Unfortunately, these violations of international law are not uncommon, as countless countries have ignored recognized rules of international conduct for decades.

What is missing is not international law, but rather its consistent and universal enforcement. For decades, the five permanent members of the UN Security Council (the United States, Russia, China, Britain and France) have repeatedly used their veto power in that entity to block UN action to maintain international peace and security. Moreover, almost two-thirds of the world’s countries do not accept the mandatory jurisdiction of the International Court of Justice, while (including some of the largest countries, such as Russia, the United States, China and India) have resisted becoming parties to the International Court of Justice . International Criminal Court.

Despite such obstacles, these organizations have sometimes played a very useful role in resolving international disputes. The UN Security Council has deployed numerous peacekeeping missions around the world – including 60 in the years since the dissolution of the Soviet Union alone – helping to defuse crises in conflict-ridden areas.

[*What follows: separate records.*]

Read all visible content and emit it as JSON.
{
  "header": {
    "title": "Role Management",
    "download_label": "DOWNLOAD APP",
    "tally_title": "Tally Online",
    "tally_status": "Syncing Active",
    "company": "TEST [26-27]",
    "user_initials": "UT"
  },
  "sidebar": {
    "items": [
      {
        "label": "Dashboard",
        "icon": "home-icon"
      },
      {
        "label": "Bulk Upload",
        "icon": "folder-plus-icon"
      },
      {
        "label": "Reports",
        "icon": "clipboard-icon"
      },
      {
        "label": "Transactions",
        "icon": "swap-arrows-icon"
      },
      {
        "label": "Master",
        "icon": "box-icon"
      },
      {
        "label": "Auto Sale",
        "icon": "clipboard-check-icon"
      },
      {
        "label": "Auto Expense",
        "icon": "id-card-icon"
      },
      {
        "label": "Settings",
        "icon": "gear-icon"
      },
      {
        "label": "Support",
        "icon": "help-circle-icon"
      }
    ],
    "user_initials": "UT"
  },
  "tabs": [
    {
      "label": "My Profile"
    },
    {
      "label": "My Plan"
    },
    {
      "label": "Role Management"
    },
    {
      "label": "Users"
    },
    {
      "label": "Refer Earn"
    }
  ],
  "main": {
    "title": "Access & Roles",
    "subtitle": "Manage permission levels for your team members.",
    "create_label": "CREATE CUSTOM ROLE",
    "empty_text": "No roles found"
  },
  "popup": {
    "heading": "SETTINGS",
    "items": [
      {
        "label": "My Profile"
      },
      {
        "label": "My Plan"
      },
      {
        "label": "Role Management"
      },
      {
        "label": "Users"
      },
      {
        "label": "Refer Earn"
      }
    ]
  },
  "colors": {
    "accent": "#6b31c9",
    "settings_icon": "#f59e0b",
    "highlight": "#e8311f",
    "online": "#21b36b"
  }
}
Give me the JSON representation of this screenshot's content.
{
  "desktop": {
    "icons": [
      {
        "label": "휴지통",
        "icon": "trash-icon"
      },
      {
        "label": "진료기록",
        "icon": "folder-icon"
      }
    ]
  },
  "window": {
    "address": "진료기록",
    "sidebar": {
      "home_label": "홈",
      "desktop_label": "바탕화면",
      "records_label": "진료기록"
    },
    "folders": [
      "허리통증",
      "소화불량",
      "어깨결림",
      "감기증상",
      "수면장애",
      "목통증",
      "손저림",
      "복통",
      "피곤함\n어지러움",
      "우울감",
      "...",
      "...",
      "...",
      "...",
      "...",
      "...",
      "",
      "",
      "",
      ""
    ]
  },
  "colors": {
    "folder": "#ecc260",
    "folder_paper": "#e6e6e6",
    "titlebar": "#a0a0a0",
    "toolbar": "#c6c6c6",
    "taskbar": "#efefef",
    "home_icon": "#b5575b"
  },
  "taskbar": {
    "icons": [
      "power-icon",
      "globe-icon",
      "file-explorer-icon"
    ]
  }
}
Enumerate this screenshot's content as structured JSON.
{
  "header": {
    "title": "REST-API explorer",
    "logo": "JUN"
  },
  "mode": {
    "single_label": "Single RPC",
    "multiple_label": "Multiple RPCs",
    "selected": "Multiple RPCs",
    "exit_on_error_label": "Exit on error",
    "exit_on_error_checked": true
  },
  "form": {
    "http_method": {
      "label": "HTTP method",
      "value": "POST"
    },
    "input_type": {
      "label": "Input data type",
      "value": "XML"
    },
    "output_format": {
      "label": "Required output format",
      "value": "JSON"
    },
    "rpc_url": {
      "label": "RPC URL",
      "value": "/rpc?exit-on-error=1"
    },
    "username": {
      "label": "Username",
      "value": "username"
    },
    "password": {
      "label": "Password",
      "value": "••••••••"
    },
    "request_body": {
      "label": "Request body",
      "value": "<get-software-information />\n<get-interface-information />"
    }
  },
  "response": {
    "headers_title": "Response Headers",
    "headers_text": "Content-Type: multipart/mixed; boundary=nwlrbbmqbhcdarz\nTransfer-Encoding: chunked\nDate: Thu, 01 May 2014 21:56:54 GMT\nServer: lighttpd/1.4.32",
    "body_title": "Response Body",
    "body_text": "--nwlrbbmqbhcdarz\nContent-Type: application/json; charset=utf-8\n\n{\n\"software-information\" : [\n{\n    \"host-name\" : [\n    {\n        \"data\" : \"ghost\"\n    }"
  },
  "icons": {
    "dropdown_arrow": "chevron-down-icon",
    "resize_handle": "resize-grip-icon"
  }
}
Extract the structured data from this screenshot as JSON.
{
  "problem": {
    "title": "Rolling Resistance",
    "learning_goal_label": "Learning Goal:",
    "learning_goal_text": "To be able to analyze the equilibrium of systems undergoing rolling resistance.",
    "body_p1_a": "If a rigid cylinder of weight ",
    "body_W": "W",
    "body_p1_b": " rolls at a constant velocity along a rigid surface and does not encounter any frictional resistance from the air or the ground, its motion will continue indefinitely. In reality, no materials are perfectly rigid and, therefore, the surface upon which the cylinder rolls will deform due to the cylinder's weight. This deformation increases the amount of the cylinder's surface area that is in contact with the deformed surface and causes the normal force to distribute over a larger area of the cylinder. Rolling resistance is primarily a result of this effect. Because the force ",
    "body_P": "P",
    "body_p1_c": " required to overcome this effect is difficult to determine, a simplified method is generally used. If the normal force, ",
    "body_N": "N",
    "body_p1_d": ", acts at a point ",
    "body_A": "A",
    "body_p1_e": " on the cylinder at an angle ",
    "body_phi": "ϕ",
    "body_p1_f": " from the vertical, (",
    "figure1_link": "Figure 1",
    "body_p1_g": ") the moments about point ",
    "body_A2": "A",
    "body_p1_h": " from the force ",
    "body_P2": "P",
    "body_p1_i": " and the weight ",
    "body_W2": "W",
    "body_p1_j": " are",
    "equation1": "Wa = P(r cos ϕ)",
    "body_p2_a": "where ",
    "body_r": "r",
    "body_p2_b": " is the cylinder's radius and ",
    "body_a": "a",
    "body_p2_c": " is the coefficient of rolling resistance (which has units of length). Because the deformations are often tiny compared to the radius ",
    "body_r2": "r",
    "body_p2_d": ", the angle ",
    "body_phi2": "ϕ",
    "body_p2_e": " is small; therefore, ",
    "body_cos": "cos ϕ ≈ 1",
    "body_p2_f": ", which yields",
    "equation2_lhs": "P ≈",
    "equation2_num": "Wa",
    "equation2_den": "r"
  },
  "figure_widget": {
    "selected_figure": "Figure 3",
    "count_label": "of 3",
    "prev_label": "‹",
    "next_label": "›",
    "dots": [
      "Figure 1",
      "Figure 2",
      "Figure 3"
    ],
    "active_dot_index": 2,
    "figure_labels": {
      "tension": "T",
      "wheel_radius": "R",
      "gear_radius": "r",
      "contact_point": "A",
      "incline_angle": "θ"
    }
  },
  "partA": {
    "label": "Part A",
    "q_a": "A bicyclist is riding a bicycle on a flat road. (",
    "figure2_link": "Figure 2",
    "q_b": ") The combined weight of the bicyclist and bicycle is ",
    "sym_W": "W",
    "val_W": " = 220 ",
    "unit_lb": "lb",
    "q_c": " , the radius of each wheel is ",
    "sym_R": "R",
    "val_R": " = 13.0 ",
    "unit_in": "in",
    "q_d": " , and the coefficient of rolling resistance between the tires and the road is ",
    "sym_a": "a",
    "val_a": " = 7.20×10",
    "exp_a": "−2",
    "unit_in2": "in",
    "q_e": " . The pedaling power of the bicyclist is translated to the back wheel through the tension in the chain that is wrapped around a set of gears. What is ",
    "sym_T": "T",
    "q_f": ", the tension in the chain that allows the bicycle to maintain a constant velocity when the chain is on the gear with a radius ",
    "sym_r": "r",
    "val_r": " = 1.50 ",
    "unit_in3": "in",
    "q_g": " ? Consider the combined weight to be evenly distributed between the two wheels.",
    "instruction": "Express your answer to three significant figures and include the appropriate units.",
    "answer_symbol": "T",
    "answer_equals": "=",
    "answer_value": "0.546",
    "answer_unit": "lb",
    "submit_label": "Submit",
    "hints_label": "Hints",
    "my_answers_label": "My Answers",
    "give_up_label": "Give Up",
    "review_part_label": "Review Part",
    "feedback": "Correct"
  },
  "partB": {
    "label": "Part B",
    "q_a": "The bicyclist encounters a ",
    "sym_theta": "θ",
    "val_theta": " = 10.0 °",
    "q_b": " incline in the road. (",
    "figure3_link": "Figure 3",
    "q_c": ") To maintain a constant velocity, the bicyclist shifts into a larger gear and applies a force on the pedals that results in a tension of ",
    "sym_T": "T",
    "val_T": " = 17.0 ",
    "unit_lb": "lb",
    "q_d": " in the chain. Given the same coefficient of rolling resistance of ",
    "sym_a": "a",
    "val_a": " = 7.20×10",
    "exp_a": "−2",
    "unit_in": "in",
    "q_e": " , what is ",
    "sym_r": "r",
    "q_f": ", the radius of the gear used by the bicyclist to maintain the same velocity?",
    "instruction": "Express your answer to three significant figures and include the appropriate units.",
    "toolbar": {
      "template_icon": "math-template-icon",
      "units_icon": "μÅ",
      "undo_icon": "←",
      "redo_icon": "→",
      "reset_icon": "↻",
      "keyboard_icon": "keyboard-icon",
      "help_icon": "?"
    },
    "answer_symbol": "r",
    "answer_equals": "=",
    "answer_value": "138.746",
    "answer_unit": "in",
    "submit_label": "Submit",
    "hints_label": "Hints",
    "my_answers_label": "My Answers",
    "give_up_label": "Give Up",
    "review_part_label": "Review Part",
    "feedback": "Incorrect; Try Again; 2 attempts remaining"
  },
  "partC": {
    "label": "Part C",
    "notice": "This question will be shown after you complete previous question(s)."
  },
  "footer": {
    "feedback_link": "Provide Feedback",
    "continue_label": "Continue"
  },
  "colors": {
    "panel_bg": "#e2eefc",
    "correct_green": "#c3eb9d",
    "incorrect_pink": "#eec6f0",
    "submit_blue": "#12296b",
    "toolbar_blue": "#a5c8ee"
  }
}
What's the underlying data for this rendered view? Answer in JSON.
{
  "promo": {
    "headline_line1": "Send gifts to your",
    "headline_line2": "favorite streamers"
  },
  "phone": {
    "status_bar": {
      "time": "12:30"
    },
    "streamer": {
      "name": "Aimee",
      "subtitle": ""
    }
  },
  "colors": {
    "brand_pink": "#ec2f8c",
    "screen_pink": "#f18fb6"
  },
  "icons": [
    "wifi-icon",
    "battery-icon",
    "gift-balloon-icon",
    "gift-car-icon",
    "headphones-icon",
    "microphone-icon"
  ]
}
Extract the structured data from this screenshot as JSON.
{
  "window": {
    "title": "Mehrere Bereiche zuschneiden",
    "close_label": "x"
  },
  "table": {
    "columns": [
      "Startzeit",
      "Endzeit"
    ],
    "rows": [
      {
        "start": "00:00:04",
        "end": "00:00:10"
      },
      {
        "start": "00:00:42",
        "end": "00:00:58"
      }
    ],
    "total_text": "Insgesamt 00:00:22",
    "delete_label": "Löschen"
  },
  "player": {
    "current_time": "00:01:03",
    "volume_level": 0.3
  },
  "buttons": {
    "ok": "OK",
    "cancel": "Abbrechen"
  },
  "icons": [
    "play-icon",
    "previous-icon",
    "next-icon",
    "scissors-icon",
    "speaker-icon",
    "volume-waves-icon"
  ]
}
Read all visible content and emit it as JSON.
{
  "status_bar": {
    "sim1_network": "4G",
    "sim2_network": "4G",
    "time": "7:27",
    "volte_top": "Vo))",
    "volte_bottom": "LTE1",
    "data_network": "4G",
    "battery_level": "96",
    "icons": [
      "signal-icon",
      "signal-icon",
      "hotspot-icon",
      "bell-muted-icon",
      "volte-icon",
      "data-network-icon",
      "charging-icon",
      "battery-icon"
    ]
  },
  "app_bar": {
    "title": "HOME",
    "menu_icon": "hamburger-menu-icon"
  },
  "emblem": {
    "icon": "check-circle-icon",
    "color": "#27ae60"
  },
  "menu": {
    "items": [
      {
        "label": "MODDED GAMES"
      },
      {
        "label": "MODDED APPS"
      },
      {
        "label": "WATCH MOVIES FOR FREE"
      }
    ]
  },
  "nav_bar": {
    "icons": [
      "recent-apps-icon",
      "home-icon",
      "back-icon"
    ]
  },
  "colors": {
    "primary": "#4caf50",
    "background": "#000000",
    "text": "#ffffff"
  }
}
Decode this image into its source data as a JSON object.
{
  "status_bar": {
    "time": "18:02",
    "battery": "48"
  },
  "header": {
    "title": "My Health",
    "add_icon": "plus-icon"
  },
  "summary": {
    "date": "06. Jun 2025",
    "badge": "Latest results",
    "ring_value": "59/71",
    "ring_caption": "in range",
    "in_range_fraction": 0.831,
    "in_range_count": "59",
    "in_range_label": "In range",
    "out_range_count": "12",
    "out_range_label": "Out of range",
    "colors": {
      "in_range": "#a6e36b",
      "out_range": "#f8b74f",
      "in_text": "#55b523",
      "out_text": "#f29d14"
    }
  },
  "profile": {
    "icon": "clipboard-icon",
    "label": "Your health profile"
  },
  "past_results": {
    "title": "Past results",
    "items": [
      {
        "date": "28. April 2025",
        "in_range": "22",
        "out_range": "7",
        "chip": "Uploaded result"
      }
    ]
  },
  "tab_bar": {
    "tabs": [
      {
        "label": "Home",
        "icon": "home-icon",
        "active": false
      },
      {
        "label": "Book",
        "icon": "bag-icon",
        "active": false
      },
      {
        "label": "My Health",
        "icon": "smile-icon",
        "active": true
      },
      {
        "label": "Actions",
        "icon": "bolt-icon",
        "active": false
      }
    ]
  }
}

In turn, the International Court of Justice (ICJ) paved the way for the Central American peace agreements in the 1980s by ruling in Nicaragua v United Stateswhile his pronunciation in the Nuclear testing case helped end nuclear weapons testing in the Pacific. Moreover, the ruling of the International Court of Justice is in Chad vs Libya resolved a territorial dispute between these two nations and ended their military conflict.

Although the International Criminal Court has only been in operation since 2002, it has so far convicted ten individuals for heinous crimes, and issued or requested arrest warrants for prominent figures accused of war crimes (including Vladimir Putin, Benjamin Netanyahu and the leaders of the International Criminal Court ). Hamas), and conducted or initiated investigations into other notorious individuals.

But of course, as evidenced by the ongoing wars of aggression and massive human rights violations, the enforcement of international law remains a major problem in the contemporary world.

If the world is to overcome national impunity – if it is to finally abolish the long and shameful tradition among nations of ‘might makes right’ – it is necessary to empower the world’s major international organizations to enforce the international law to which the nations have agreed. respect.

This strengthening of global governance is certainly possible.

Although provisions in the UN Charter make the outright abolition of the UN Security Council veto very difficult, there are other means available to reduce the veto’s pernicious effects. In many cases – including those of the conflicts in Ukraine and Gaza – simply invoking Article 27(3) of the UN Charter would be sufficient, which requires a party to a dispute before the Security Council to abstain from voting in connection with that dispute. . Moreover, 124 UN countries have already adopted a proposal to waive the veto when taking action against genocide, crimes against humanity and mass atrocities. Furthermore, the UN General Assembly has occasionally used ‘Uniting for Peace’ resolutions to take action, while the Security Council has failed to do so.

Improving the effectiveness of the international legal system has also received attention in recent years. The LAW Not War campaign, championed by organizations committed to improving global governance, calls for strengthening the International Court of Justice, primarily by increasing the number of countries that accept the Court’s mandatory jurisdiction. Similarly, the Coalition for the International Criminal Court, which represents numerous organizations, calls on all countries to ratify the ICC’s founding statute and thereby “expand the ICC’s reach and narrow the impunity gap.”

National impunity is not inevitable, at least if the people and governments of the world are willing to take the necessary actions. Are they? Or will they continue to talk about a “rules-based international order” while avoiding enforcing the rules?